The road of recovery post-trauma isn't about erradicating all negative thought, it is about recognizing that negative thoughts and positive thoughts can all exist, but that we have a choice in which ones to put our attention on. It sounds easier said than done, doesn't it? Well this is where a tool like meditation and other practices can help draw your awareness of thoughts and ideas you either didn't or couldn't access prior, or weren't sure you were able to access.
Many find that when they sit down to meditate, one negative thought seems to bring an army of other negative thoughts that descend in an instant. This is all normal. This is how our brain functions and it's true that one negative thought usually comes with friends, but while sitting in meditation we can choose to follow those negative thoughts, allowing our experience to escalate or we can bring non-judgmental awareness to the fact that we are simply having thoughts that feel negative. When we detach from the judgment of the thoughts, we become less aroused by the thought and have the opportunity to choose a focus to replace the thought from it's position of dominance over us.
Mantra meditation has been very helpful in doing that for me and a number of clients. Keeping in mind that I take a trauma-sensitive approach to meditation, a mantra for us is simply a set of two or three words that we use as a focus, so we repeat these two or three words gently as many times as we need. As other thoughts come up and try to distract us, we repeat those words and use them not only as an interruption to the other thoughts, but as a way of recognizing that we can choose where we put our attention. This is how we begin to weed our mind of thoughts that don't belong in the garden of our mind.

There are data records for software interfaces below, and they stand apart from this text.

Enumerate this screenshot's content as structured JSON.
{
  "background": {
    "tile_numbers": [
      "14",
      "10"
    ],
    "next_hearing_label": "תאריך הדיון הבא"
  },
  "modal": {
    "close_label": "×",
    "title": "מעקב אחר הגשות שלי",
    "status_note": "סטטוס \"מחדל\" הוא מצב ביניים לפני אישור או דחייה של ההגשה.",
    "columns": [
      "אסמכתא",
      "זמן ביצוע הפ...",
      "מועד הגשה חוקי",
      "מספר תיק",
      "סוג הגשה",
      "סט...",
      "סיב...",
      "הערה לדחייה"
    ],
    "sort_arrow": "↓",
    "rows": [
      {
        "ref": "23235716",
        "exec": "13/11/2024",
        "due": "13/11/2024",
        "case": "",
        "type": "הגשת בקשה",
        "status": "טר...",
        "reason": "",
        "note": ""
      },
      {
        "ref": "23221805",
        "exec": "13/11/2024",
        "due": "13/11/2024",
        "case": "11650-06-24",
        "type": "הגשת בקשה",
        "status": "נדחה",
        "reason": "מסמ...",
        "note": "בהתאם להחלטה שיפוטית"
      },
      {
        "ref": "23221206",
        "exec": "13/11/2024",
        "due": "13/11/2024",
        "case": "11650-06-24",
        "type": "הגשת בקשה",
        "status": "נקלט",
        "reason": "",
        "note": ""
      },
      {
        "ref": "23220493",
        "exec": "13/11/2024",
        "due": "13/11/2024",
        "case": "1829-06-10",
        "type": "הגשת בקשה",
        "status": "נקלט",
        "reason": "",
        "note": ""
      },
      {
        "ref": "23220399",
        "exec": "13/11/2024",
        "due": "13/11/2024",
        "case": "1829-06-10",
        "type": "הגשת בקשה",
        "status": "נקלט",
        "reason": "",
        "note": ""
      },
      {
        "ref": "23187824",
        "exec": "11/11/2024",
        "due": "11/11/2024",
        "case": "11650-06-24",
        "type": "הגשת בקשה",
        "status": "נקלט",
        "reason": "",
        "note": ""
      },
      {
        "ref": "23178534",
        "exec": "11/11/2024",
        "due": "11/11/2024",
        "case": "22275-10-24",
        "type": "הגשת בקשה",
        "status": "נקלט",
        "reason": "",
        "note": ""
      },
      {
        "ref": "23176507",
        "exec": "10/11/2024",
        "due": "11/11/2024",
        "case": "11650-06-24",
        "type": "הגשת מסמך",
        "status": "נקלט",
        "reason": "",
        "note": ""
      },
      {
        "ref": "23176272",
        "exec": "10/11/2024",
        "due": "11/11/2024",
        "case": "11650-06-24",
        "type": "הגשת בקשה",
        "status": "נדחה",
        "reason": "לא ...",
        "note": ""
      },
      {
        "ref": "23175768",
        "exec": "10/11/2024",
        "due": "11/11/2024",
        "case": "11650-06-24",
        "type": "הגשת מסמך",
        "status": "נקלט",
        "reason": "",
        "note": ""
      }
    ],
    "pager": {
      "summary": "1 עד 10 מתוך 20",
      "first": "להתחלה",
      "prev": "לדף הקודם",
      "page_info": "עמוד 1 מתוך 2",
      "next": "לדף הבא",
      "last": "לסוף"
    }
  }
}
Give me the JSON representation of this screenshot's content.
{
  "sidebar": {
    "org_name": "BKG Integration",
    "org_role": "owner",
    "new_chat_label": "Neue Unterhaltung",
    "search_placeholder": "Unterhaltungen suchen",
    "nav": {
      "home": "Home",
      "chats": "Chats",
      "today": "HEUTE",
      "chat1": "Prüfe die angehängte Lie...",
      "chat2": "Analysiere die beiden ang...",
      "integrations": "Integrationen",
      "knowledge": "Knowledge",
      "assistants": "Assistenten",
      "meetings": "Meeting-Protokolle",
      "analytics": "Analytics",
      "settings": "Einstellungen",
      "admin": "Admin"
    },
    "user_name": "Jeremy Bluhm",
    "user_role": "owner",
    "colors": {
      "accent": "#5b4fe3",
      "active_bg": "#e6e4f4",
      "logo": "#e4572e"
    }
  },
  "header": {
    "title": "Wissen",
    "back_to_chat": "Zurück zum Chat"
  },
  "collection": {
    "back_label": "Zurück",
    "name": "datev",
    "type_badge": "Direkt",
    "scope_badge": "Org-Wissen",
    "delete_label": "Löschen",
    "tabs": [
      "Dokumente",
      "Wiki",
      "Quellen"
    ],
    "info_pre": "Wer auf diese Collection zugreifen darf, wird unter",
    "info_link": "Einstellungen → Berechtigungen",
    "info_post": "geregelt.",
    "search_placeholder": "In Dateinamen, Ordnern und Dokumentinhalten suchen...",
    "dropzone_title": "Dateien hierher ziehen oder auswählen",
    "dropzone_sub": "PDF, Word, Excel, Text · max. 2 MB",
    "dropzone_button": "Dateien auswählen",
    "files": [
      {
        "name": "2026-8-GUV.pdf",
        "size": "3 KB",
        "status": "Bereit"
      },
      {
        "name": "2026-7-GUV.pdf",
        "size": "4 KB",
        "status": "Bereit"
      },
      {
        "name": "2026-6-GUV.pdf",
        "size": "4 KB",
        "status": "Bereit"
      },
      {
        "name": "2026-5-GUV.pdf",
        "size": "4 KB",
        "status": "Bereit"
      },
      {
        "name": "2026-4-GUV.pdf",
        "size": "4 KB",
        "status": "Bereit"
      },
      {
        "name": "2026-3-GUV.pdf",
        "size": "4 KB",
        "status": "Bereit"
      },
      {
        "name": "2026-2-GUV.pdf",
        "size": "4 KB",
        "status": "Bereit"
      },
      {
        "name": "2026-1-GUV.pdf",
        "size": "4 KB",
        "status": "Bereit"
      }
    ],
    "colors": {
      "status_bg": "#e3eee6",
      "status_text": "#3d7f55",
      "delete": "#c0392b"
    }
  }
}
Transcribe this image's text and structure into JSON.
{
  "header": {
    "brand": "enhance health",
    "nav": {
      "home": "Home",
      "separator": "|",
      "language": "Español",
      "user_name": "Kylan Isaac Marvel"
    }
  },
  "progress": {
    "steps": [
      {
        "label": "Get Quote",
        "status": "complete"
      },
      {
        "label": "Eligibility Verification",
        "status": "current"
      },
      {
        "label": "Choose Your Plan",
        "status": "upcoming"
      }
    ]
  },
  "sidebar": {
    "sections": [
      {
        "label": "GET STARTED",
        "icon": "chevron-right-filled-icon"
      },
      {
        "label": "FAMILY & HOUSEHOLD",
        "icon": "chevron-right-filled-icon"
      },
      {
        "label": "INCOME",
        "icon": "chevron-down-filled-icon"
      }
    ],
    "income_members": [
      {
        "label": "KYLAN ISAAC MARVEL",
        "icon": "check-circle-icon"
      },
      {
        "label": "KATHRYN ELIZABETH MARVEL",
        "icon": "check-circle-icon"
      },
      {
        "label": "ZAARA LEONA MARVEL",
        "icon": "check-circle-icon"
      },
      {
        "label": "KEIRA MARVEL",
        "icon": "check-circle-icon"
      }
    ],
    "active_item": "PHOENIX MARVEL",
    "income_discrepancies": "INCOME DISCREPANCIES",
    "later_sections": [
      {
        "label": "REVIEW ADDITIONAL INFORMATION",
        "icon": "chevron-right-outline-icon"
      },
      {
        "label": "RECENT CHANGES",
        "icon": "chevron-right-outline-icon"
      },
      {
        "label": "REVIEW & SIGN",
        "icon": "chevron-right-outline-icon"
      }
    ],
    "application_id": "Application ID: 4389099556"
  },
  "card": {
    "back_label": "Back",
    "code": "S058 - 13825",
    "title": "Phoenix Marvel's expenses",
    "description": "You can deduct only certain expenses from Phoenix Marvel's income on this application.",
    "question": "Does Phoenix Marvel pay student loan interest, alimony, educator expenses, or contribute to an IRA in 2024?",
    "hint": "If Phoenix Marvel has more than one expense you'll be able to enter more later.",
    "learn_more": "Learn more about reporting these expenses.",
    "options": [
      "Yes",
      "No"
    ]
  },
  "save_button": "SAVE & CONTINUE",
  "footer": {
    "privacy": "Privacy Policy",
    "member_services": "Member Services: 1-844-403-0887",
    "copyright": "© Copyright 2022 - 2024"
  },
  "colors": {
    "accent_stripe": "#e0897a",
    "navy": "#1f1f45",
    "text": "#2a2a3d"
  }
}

If we let the weeds take over, we'll have a lawn full of them and very little thriving, healthy grass.